Records contained in a dataset:
↓↓↓

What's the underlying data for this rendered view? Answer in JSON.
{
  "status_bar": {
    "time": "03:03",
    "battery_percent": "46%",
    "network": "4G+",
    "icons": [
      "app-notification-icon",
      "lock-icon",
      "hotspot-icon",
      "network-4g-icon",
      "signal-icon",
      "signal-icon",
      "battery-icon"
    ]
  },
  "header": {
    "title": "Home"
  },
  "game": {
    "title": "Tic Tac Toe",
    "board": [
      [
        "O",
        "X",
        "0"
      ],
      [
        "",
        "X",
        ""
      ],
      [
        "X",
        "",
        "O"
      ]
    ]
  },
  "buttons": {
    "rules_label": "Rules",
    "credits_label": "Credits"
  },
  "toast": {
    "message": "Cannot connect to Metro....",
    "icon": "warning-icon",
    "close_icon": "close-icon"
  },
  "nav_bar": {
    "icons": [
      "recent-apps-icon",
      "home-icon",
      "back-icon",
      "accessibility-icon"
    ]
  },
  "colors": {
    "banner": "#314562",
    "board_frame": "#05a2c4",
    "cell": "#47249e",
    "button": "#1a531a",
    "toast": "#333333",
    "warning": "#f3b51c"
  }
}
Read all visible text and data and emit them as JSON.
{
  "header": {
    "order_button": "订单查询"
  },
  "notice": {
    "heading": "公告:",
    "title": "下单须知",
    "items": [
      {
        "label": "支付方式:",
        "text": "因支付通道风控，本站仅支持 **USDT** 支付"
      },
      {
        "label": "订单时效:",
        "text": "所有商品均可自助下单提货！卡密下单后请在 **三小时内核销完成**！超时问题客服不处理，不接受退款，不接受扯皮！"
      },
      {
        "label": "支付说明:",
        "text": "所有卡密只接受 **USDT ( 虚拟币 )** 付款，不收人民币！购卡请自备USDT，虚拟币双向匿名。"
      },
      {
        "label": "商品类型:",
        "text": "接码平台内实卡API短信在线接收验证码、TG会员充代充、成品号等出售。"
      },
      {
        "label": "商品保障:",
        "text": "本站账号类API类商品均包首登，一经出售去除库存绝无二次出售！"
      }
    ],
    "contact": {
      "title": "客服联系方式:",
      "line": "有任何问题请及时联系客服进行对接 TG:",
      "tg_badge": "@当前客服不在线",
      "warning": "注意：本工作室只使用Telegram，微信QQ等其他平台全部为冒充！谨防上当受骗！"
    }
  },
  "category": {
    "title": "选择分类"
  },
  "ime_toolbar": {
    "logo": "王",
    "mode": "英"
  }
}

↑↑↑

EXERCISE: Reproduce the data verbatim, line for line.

ANSWER TO THIS PROBLEM:
What's the underlying data for this rendered view? Answer in JSON.
{
  "status_bar": {
    "time": "03:03",
    "battery_percent": "46%",
    "network": "4G+",
    "icons": [
      "app-notification-icon",
      "lock-icon",
      "hotspot-icon",
      "network-4g-icon",
      "signal-icon",
      "signal-icon",
      "battery-icon"
    ]
  },
  "header": {
    "title": "Home"
  },
  "game": {
    "title": "Tic Tac Toe",
    "board": [
      [
        "O",
        "X",
        "0"
      ],
      [
        "",
        "X",
        ""
      ],
      [
        "X",
        "",
        "O"
      ]
    ]
  },
  "buttons": {
    "rules_label": "Rules",
    "credits_label": "Credits"
  },
  "toast": {
    "message": "Cannot connect to Metro....",
    "icon": "warning-icon",
    "close_icon": "close-icon"
  },
  "nav_bar": {
    "icons": [
      "recent-apps-icon",
      "home-icon",
      "back-icon",
      "accessibility-icon"
    ]
  },
  "colors": {
    "banner": "#314562",
    "board_frame": "#05a2c4",
    "cell": "#47249e",
    "button": "#1a531a",
    "toast": "#333333",
    "warning": "#f3b51c"
  }
}
Read all visible text and data and emit them as JSON.
{
  "header": {
    "order_button": "订单查询"
  },
  "notice": {
    "heading": "公告:",
    "title": "下单须知",
    "items": [
      {
        "label": "支付方式:",
        "text": "因支付通道风控，本站仅支持 **USDT** 支付"
      },
      {
        "label": "订单时效:",
        "text": "所有商品均可自助下单提货！卡密下单后请在 **三小时内核销完成**！超时问题客服不处理，不接受退款，不接受扯皮！"
      },
      {
        "label": "支付说明:",
        "text": "所有卡密只接受 **USDT ( 虚拟币 )** 付款，不收人民币！购卡请自备USDT，虚拟币双向匿名。"
      },
      {
        "label": "商品类型:",
        "text": "接码平台内实卡API短信在线接收验证码、TG会员充代充、成品号等出售。"
      },
      {
        "label": "商品保障:",
        "text": "本站账号类API类商品均包首登，一经出售去除库存绝无二次出售！"
      }
    ],
    "contact": {
      "title": "客服联系方式:",
      "line": "有任何问题请及时联系客服进行对接 TG:",
      "tg_badge": "@当前客服不在线",
      "warning": "注意：本工作室只使用Telegram，微信QQ等其他平台全部为冒充！谨防上当受骗！"
    }
  },
  "category": {
    "title": "选择分类"
  },
  "ime_toolbar": {
    "logo": "王",
    "mode": "英"
  }
}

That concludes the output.